(Wired Science) Quarks and leptons, the building blocks of matter, are staggeringly small—less than an attometer (a billionth of a billionth of a meter) in diameter. But zoom in closer—a billion times more—past zeptometers and yoctometers, to where the units run out of names. Then keep going, a hundred million times smaller still, and you finally hit bottom: This is the Planck length, the smallest possible unit in the universe. Beyond this point, physicists say, the very notion of distance becomes meaningless.
The idea of a minimum size may seem bizarre, but it’s basic to quantum mechanics, which says that tiny things can take only certain discrete values, or quanta. Which leads to a rather large question: If that’s true of matter—and experiments say it is—what about the fabric of spacetime? Is the universe a smooth continuum, as Einstein’s theory of relativity implies? Or if we looked really close, would it all dissolve into a mosaic of shimmering pixels like a computer screen? In a word, are we living in a hologram?
Probing down to the Planck scale with a particle accelerator would take an instrument the size of our galaxy. But scientists at Fermilab, near Chicago, have a surprisingly modest new device called the Holometer that just might yield some clues. By shooting a pair of synchronized laser beams through long vacuum pipes, they hope to pick up the telltale jitter of those pixels in the emptiness.
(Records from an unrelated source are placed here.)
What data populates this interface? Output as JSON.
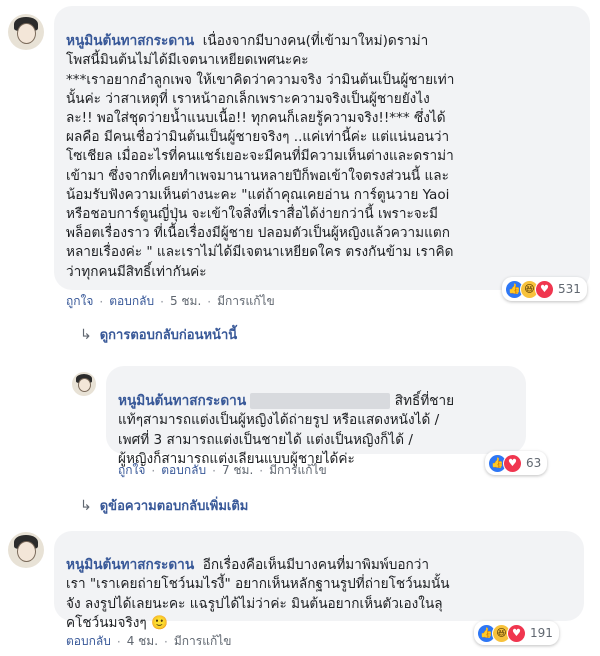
{
  "comment1": {
    "author": "หนูมินต้นทาสกระดาน",
    "body": "เนื่องจากมีบางคน(ที่เข้ามาใหม่)ดราม่า\nโพสนี้มินต้นไม่ได้มีเจตนาเหยียดเพศนะคะ\n***เราอยากอำลูกเพจ ให้เขาคิดว่าความจริง ว่ามินต้นเป็นผู้ชายเท่า\nนั้นค่ะ ว่าสาเหตุที่ เราหน้าอกเล็กเพราะความจริงเป็นผู้ชายยังไง\nละ!! พอใส่ชุดว่ายน้ำแนบเนื้อ!! ทุกคนก็เลยรู้ความจริง!!*** ซึ่งได้\nผลคือ มีคนเชื่อว่ามินต้นเป็นผู้ชายจริงๆ ..แค่เท่านี้ค่ะ แต่แน่นอนว่า\nโซเชียล เมื่ออะไรที่คนแชร์เยอะจะมีคนที่มีความเห็นต่างและดราม่า\nเข้ามา ซึ่งจากที่เคยทำเพจมานานหลายปีก็พอเข้าใจตรงส่วนนี้ และ\nน้อมรับฟังความเห็นต่างนะคะ \"แต่ถ้าคุณเคยอ่าน การ์ตูนวาย Yaoi\nหรือชอบการ์ตูนญี่ปุ่น จะเข้าใจสิ่งที่เราสื่อได้ง่ายกว่านี้ เพราะจะมี\nพล็อตเรื่องราว ที่เนื้อเรื่องมีผู้ชาย ปลอมตัวเป็นผู้หญิงแล้วความแตก\nหลายเรื่องค่ะ \" และเราไม่ได้มีเจตนาเหยียดใคร ตรงกันข้าม เราคิด\nว่าทุกคนมีสิทธิ์เท่ากันค่ะ",
    "like": "ถูกใจ",
    "reply": "ตอบกลับ",
    "time": "5 ชม.",
    "edited": "มีการแก้ไข",
    "reaction_count": "531"
  },
  "view_previous": "ดูการตอบกลับก่อนหน้านี้",
  "reply1": {
    "author": "หนูมินต้นทาสกระดาน",
    "first_line_tail": "สิทธิ์ที่ชาย",
    "body": "แท้ๆสามารถแต่งเป็นผู้หญิงได้ถ่ายรูป หรือแสดงหนังได้ /\nเพศที่ 3 สามารถแต่งเป็นชายได้ แต่งเป็นหญิงก็ได้ /\nผู้หญิงก็สามารถแต่งเลียนแบบผู้ชายได้ค่ะ",
    "like": "ถูกใจ",
    "reply": "ตอบกลับ",
    "time": "7 ชม.",
    "edited": "มีการแก้ไข",
    "reaction_count": "63"
  },
  "view_more": "ดูข้อความตอบกลับเพิ่มเติม",
  "comment2": {
    "author": "หนูมินต้นทาสกระดาน",
    "body": "อีกเรื่องคือเห็นมีบางคนที่มาพิมพ์บอกว่า\nเรา \"เราเคยถ่ายโชว์นมไรงี้\" อยากเห็นหลักฐานรูปที่ถ่ายโชว์นมนั้น\nจัง ลงรูปได้เลยนะคะ แฉรูปได้ไม่ว่าค่ะ มินต้นอยากเห็นตัวเองในลุ\nคโชว์นมจริงๆ 🙂",
    "reply": "ตอบกลับ",
    "time": "4 ชม.",
    "edited": "มีการแก้ไข",
    "reaction_count": "191"
  },
  "colors": {
    "link": "#385898",
    "bubble": "#f2f3f5",
    "meta": "#606770"
  },
  "icons": [
    "like-reaction-icon",
    "haha-reaction-icon",
    "love-reaction-icon",
    "reply-arrow-icon"
  ]
}
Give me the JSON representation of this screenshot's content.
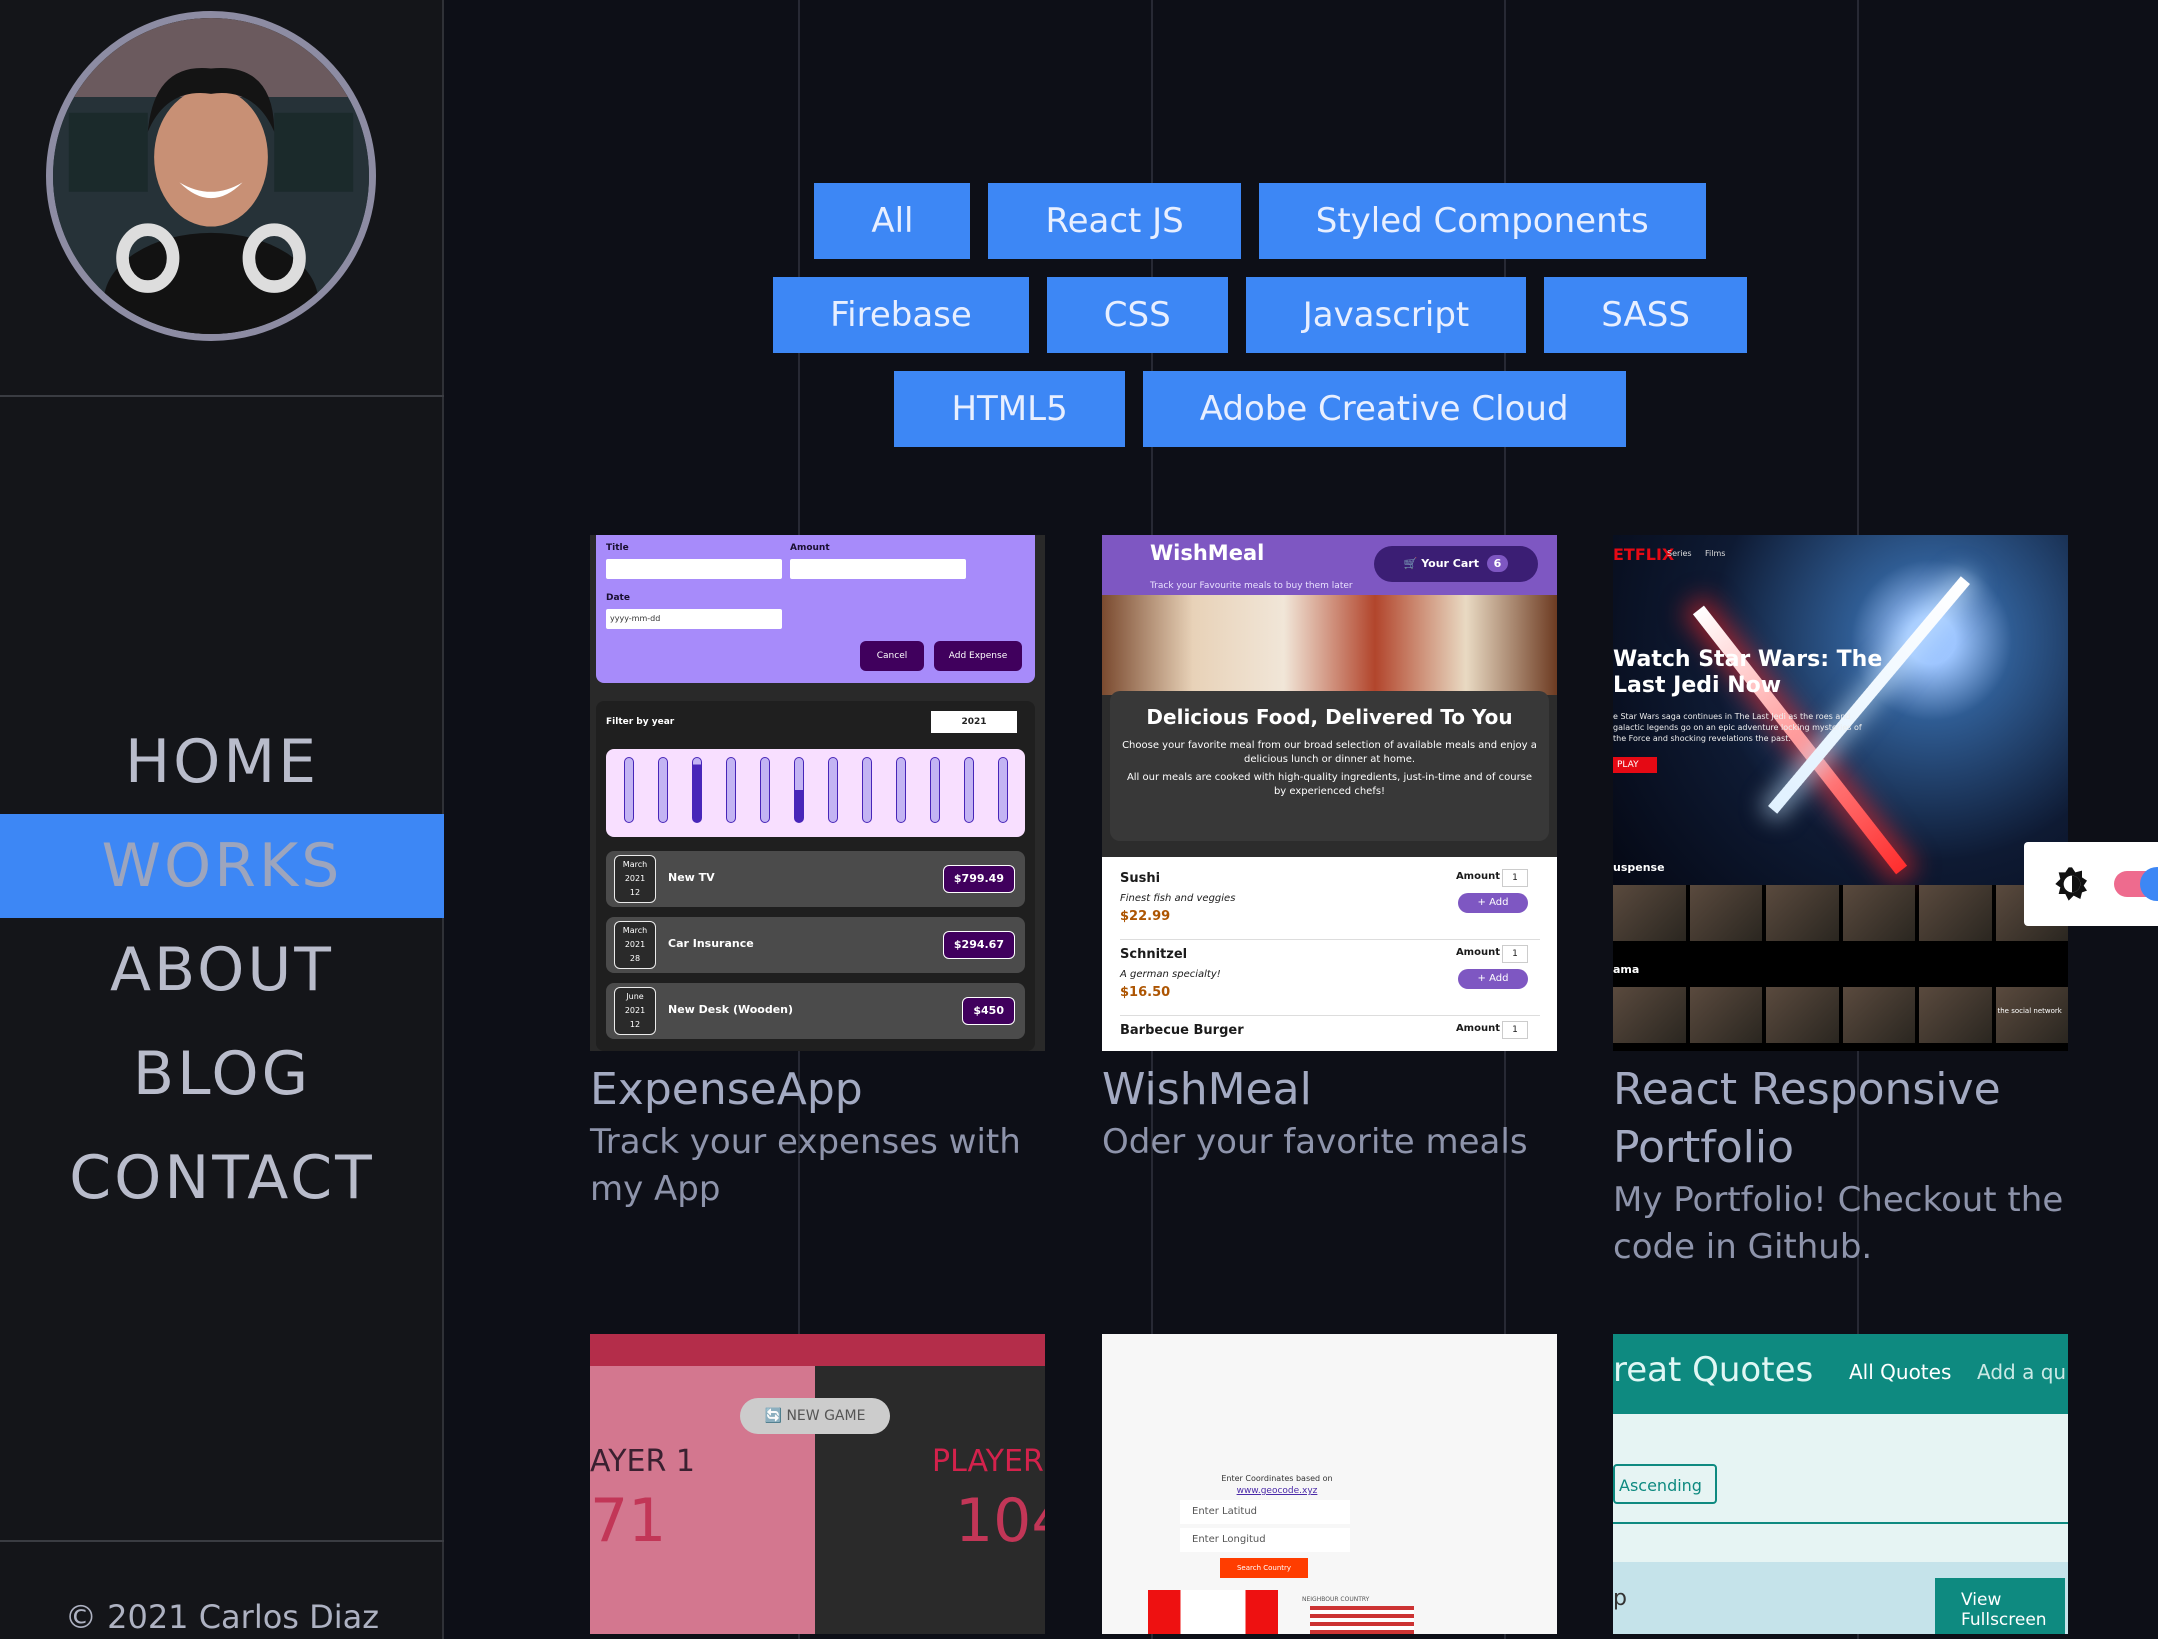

And if they find it? Welcome to the Matrix.
Source: Wired Science